- **Task objective**
Your answer should consist of all lines in the listing that hold the word "content".

- **The input**
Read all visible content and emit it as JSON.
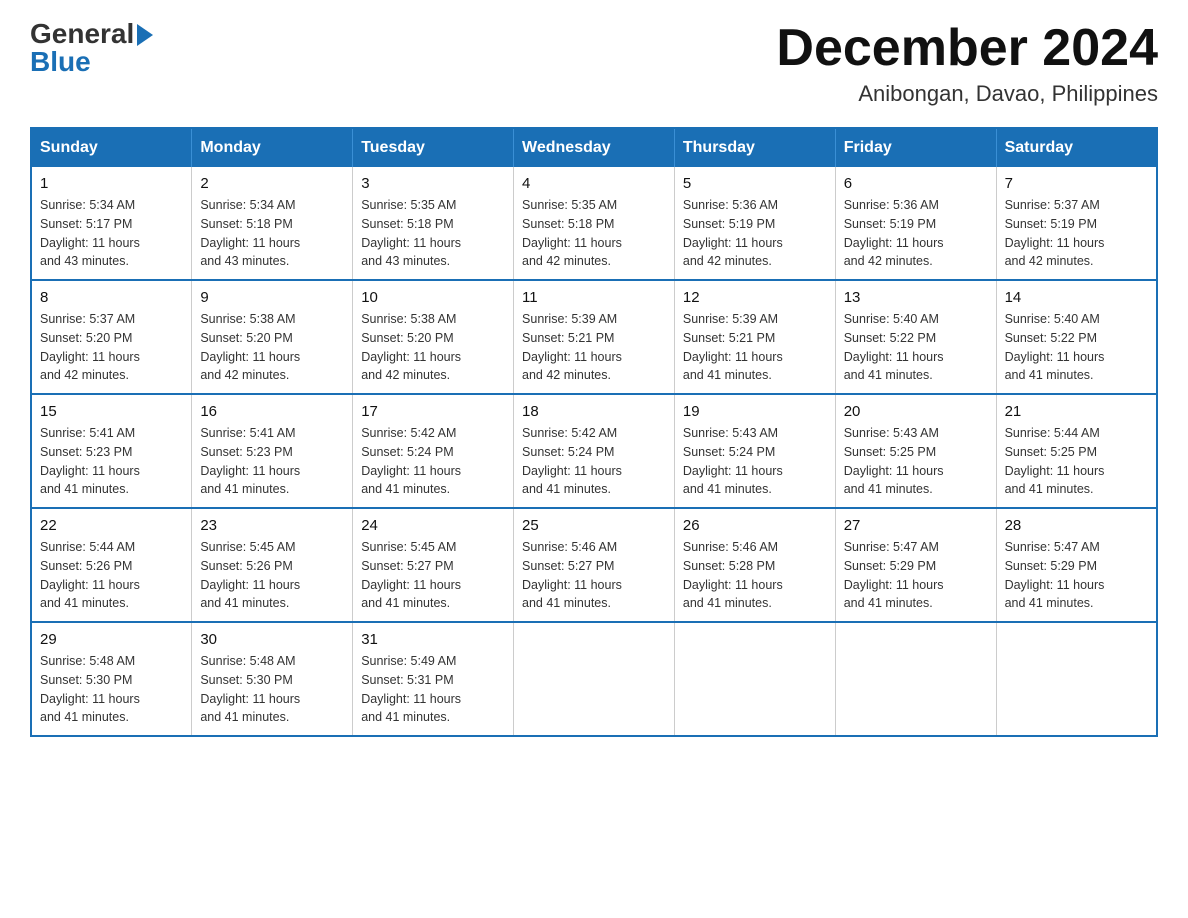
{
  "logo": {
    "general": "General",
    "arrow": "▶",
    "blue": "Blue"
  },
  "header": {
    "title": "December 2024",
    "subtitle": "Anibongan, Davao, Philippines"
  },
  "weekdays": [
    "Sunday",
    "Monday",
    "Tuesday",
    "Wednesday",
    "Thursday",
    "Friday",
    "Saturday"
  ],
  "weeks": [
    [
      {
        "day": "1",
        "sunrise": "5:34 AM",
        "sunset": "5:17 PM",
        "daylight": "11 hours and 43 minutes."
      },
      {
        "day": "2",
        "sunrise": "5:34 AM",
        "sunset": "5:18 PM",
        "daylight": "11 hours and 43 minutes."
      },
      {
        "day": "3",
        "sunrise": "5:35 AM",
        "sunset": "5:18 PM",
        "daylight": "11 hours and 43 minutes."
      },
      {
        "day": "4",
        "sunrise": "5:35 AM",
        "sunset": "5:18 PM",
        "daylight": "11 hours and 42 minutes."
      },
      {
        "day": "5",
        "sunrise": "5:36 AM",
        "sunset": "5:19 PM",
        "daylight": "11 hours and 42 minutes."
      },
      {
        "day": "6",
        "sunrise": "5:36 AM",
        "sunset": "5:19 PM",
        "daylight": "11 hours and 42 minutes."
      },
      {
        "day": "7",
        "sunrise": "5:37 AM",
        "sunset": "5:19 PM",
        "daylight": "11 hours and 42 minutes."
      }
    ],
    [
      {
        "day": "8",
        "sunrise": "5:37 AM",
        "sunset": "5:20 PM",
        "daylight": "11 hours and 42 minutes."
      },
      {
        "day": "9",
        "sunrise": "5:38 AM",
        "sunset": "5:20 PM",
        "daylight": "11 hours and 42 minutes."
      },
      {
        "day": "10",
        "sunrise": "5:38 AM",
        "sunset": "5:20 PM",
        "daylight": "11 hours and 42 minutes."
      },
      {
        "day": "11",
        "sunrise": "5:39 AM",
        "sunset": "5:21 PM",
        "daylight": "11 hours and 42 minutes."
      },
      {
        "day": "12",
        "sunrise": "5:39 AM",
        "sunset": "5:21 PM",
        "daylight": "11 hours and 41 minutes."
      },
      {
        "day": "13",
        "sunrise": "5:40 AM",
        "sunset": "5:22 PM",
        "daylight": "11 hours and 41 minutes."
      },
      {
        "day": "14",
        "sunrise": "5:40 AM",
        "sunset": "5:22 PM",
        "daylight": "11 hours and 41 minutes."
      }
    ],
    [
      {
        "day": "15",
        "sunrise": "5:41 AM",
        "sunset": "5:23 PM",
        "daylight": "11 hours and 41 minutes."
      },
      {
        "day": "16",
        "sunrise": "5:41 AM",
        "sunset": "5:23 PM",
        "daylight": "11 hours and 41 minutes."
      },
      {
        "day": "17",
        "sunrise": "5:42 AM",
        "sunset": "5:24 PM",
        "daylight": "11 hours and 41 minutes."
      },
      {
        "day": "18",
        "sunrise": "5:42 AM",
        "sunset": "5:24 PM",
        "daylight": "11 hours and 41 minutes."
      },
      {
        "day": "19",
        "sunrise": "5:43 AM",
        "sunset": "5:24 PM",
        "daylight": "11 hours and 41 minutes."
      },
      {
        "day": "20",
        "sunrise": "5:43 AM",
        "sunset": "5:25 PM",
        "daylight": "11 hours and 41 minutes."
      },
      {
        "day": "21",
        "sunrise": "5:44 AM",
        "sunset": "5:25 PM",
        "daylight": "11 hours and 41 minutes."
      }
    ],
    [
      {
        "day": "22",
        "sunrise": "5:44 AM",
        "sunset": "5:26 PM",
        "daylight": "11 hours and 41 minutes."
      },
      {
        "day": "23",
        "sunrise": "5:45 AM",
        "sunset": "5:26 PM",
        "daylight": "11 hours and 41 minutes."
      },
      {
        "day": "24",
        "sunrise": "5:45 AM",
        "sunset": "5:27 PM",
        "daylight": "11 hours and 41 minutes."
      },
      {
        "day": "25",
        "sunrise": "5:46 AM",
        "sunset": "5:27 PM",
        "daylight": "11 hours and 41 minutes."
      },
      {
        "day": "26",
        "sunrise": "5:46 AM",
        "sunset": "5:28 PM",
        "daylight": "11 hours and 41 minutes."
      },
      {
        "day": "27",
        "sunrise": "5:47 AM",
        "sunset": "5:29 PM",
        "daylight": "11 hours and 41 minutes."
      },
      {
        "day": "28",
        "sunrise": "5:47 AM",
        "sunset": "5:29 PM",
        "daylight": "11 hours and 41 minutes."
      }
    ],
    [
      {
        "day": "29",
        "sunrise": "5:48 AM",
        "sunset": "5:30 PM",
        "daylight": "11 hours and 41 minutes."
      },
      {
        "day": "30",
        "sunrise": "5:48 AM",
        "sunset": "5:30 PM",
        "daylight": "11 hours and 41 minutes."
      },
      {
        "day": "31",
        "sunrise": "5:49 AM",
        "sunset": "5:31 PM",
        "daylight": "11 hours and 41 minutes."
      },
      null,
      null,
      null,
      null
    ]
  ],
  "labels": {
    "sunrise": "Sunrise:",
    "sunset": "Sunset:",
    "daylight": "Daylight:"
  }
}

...

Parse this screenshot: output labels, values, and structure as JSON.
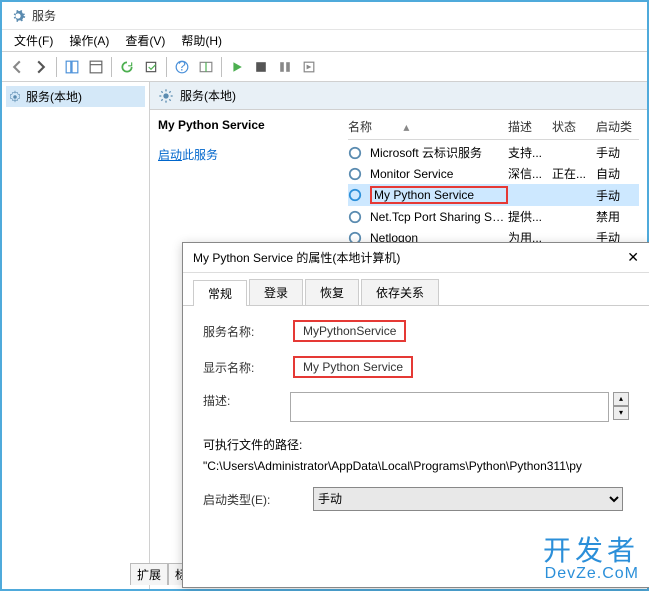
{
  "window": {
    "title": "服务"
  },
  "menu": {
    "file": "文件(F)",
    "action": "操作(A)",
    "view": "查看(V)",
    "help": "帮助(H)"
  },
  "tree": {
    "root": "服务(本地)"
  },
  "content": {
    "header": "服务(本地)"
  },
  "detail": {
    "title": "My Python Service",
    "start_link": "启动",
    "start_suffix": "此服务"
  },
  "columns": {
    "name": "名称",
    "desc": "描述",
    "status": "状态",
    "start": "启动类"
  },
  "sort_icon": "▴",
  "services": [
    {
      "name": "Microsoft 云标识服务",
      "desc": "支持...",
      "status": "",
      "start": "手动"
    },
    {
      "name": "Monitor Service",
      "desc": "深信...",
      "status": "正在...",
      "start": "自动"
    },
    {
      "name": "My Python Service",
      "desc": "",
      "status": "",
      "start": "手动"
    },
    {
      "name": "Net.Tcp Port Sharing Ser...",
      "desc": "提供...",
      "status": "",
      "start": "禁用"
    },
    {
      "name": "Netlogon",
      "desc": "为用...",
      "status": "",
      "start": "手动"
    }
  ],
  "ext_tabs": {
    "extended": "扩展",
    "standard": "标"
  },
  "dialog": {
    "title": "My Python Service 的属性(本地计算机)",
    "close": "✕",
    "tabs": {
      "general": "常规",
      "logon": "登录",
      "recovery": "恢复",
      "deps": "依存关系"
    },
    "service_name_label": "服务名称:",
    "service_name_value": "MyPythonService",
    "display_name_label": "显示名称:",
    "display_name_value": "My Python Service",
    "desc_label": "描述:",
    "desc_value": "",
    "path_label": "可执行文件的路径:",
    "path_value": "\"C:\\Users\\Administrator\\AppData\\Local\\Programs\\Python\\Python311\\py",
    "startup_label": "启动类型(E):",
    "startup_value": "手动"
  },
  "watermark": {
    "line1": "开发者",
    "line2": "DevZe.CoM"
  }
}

- **Response for this exercise**
Read all visible content and emit it as JSON.
  "content": {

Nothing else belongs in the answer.